Behind these developments lies a more fundamental competition – a competition of beliefs. Set against the idealistic belief in the future of nuclear fusion as a source of energy are two lines of argument. The first relates to costs and alternatives. The costs of even these experimental plants is huge, and most governments today, with the exception of China, struggle to provide the required funds in a timely manner. At the same time, renewable energy and associated technologies, such as for energy storage, have been making such progress in terms of quality and cost that many people see them as forming the long-term future for energy supply, rather than fusion.
A second line of dissent comes from scientists who argue that these “significant” achievements represent only very small steps on a long path towards the development of commercially-viable, large-scale fusion energy plants. Moreover, they point out that some of the most vexing engineering challenges have yet to be solved.
The recent announcements by China and Germany on the achievements of their experimental fusion reactors represent significant but small steps.
There are three key projects to watch. The giant European-based INTER project is due to generate plasma in 2025, assuming the funds continue to flow at the required rate. In the meantime, China may decide to raise the level of funding and move from its experimental EAST reactor to the more advanced CEFTR, which would mark a significant step towards developing a reactor that genuinely generates electricity. These initiatives apply the Tokamak concept. In contrast, Germany is pursuing the Stellarator design with its Wendelstein 7-X reactor which offers an alternative technological path.
Nevertheless, the development of commercially-viable of electricity generation through nuclear fusion is unlikely before 2050, and will require very high levels of funding.
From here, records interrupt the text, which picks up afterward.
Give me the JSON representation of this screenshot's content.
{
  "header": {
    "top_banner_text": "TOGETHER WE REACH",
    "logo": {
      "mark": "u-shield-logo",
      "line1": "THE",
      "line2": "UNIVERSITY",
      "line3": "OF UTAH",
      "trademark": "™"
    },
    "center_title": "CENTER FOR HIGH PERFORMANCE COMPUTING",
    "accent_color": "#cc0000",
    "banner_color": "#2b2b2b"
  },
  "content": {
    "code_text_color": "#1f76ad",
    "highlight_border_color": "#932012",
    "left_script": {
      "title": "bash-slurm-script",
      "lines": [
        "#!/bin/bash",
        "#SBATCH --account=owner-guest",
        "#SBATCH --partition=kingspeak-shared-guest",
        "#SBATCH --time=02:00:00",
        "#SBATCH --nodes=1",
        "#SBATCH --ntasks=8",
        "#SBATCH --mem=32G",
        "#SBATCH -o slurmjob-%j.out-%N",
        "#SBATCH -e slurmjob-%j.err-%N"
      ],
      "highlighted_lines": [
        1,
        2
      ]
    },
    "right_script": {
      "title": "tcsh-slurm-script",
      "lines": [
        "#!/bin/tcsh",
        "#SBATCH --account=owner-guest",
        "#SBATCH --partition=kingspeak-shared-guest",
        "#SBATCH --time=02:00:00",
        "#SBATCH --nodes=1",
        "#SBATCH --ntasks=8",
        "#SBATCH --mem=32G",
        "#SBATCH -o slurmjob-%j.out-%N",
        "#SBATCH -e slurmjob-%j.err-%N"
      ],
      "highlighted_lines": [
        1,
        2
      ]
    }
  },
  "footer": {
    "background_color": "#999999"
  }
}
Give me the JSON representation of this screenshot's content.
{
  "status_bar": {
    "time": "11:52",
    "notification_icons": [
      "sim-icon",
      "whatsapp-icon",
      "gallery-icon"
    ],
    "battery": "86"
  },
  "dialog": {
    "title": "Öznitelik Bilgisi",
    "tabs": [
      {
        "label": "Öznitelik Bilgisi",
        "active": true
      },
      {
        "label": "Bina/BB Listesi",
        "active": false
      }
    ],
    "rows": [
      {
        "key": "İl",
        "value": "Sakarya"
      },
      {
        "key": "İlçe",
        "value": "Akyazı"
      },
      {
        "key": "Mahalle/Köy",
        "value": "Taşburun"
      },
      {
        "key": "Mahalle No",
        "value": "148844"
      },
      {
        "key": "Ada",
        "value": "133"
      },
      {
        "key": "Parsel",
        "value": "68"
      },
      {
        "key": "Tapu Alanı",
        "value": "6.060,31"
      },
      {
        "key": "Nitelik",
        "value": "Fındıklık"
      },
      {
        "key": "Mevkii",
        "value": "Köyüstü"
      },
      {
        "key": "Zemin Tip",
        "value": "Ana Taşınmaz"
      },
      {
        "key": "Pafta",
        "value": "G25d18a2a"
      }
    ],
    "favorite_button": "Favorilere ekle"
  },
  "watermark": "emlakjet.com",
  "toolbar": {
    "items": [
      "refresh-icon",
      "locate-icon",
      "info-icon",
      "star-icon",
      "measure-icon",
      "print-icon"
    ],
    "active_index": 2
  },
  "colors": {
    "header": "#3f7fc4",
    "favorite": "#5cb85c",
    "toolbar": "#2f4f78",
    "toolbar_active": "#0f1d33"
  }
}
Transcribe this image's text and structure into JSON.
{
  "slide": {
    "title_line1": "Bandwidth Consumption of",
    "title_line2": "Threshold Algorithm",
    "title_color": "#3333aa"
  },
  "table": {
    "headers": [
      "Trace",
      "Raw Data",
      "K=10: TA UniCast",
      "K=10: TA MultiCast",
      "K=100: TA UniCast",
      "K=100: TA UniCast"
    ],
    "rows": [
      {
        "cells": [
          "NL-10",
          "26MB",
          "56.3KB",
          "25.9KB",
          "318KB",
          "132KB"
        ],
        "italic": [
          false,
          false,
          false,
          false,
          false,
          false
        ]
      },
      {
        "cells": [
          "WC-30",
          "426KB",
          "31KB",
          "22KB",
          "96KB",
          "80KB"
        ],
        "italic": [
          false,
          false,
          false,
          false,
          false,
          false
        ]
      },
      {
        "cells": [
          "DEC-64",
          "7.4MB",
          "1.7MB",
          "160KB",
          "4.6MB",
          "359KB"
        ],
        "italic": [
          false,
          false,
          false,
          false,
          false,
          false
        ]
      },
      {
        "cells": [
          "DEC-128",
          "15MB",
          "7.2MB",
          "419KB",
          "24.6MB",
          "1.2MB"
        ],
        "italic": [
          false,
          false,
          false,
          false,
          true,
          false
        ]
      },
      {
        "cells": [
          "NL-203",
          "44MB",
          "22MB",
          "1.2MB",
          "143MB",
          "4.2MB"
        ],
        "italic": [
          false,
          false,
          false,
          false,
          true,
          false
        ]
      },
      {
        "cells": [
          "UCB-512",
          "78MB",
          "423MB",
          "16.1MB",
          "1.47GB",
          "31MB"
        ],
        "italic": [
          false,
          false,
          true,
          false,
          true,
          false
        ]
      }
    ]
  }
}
It is also possible that governments lose interest in nuclear fusion, in preference for renewable energy and other energy technologies.